Coffee has been a popular beverage in some countries for centuries, but the mass popularity of coffee has grown dramatically worldwide in the 21st century. Major coffee shop chains such as Starbucks are leading the way with international expansion. Starbucks doesn't franchise its stores, but it does offer select retail applicants a license to operate a Starbucks outlet once they decide on a location, complete an application and follow up with an email.
Decide on which of your retail locations you want to pick to apply for a Starbucks license. Starbucks is highly selective regarding locations for licensing stores, so make sure you choose a busy, high-traffic location that is likely to attract many walk-in customers.

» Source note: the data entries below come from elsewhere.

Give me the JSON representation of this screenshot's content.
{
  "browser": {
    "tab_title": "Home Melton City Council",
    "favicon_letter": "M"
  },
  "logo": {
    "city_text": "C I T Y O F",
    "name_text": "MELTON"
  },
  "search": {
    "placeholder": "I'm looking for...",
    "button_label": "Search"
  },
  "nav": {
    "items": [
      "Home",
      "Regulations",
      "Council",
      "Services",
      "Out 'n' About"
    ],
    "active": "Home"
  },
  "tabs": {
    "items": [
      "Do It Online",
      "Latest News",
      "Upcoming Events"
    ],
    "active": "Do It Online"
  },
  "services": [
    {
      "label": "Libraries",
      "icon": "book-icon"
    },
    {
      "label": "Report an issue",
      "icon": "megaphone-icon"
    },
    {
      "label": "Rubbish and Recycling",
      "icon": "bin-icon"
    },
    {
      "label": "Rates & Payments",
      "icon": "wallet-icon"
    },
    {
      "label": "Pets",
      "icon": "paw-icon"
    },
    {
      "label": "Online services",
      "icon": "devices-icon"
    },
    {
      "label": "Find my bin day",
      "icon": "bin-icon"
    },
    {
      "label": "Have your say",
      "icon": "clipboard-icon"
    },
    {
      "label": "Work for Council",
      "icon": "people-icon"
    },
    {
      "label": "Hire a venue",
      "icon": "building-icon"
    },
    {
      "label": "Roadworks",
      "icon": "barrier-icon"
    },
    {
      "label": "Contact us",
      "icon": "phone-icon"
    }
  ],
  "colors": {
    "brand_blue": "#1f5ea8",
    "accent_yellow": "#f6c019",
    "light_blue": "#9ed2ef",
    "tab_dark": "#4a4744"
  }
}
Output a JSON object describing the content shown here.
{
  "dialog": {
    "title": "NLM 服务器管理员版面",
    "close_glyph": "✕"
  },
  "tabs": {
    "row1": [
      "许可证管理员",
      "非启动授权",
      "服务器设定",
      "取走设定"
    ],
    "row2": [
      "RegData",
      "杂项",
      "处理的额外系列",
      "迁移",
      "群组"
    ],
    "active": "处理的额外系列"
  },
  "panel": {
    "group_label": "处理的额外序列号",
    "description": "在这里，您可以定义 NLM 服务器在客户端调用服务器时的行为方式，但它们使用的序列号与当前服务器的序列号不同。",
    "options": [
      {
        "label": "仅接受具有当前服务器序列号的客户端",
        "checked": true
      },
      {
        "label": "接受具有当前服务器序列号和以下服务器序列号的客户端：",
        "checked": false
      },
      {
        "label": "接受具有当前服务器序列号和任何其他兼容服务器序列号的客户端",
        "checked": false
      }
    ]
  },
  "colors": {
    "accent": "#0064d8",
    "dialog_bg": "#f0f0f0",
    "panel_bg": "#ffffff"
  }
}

Go to the Starbucks website and complete the application for a licensed store. Starbucks does not publicly release its criteria for evaluating applicants for licensed stores. But the large majority of its licensees are in airports, on college and university campuses, or in the outlets of large retail chains such as Safeway, Target, Marriott Hotels and Barnes & Noble. Make sure your proposed location is comparable to these.
Follow up with Starbucks if you have not heard anything regarding your application in a few weeks. Starbucks does not specify a time frame within which to expect a reply, but it is a good idea to be proactive if you have not heard anything within three or four weeks. Start with a follow-up email message to the "Company Information" link under "Contact Us," and then call if you do not receive a reply within two or three days.
Prepare your personal and business records for a close inspection by Starbucks auditors. A thorough vetting of your personal and business background is part of the Starbucks licensing application process.
- Prepare your personal and business records for a close inspection by Starbucks auditors. A thorough vetting of your personal and business background is part of the Starbucks licensing application process.
Clayton Browne has been writing professionally since 1994. He has written and edited everything from science fiction to semiconductor patents to dissertations in linguistics, having worked for Holt, Rinehart & Winston, Steck-Vaughn and The Psychological Corp. Browne has a Master of Science in linguistic anthropology from the University of Wisconsin-Milwaukee.